> YOUR INSTRUCTIONS
List all lines of the data containing the word "JSON".

> LISTED RECORDS

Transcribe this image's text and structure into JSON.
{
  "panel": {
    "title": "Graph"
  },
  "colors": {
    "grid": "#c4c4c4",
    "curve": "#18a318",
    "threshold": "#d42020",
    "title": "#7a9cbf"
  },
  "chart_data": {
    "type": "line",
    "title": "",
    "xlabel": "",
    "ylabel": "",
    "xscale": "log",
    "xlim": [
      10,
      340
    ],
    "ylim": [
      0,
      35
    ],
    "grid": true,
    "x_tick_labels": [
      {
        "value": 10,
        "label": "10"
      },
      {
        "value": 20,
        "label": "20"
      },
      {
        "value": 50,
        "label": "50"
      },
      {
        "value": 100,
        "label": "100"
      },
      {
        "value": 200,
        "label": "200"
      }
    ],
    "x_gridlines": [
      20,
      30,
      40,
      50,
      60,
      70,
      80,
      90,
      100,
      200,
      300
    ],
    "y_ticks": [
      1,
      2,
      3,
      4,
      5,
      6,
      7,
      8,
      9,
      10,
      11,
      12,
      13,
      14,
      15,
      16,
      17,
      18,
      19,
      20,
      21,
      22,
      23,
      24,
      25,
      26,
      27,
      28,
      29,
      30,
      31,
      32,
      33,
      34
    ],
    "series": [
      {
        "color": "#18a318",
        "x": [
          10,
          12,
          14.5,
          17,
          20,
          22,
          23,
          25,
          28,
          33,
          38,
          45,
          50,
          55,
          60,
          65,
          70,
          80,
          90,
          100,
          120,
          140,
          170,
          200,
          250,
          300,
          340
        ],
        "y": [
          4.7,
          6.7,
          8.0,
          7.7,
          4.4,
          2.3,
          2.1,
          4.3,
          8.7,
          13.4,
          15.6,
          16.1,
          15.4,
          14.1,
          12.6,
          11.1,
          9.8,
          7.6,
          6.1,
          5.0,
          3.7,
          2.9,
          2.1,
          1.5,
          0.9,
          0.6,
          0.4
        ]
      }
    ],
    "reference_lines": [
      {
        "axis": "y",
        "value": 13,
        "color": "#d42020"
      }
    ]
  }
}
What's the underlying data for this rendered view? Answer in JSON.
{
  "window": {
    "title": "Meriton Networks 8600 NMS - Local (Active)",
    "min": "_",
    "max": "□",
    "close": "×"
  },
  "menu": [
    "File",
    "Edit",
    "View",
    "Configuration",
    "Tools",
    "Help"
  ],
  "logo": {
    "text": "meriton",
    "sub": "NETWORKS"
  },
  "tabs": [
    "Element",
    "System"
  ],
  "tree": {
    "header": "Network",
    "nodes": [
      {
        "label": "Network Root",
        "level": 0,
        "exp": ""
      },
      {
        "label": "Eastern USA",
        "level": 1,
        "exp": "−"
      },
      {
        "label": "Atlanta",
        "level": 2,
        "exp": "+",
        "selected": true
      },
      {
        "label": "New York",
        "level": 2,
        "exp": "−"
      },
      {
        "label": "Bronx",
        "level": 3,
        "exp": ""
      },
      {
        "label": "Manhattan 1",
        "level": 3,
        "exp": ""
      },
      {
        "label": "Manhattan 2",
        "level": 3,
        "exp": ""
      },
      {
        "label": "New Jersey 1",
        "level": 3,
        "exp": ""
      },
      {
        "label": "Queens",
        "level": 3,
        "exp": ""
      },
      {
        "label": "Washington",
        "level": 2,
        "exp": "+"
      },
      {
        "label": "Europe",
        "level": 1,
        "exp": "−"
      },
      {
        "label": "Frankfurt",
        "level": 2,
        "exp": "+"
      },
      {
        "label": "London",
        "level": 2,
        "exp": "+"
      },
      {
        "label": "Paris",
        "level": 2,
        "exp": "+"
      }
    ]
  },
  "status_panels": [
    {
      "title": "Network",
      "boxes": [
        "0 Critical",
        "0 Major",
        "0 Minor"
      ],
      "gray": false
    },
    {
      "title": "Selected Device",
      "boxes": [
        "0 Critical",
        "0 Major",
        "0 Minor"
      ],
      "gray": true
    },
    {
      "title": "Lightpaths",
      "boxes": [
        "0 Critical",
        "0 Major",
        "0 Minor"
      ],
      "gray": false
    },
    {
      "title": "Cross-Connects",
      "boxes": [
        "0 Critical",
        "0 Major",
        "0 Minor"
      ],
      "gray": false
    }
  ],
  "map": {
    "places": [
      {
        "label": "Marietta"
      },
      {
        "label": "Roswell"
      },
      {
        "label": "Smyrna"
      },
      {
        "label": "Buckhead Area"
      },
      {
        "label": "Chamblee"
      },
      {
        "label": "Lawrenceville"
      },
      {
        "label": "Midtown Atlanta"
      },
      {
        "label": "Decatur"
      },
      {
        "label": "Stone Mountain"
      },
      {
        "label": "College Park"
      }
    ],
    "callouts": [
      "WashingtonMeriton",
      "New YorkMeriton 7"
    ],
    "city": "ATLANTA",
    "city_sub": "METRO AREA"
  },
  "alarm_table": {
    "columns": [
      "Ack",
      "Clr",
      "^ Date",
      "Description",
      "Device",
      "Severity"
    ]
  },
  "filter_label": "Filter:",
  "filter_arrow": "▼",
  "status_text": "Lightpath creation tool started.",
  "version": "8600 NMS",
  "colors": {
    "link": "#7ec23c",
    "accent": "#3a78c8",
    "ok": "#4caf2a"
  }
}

> SOLUTION TO THE EXERCISE
Transcribe this image's text and structure into JSON.
What's the underlying data for this rendered view? Answer in JSON.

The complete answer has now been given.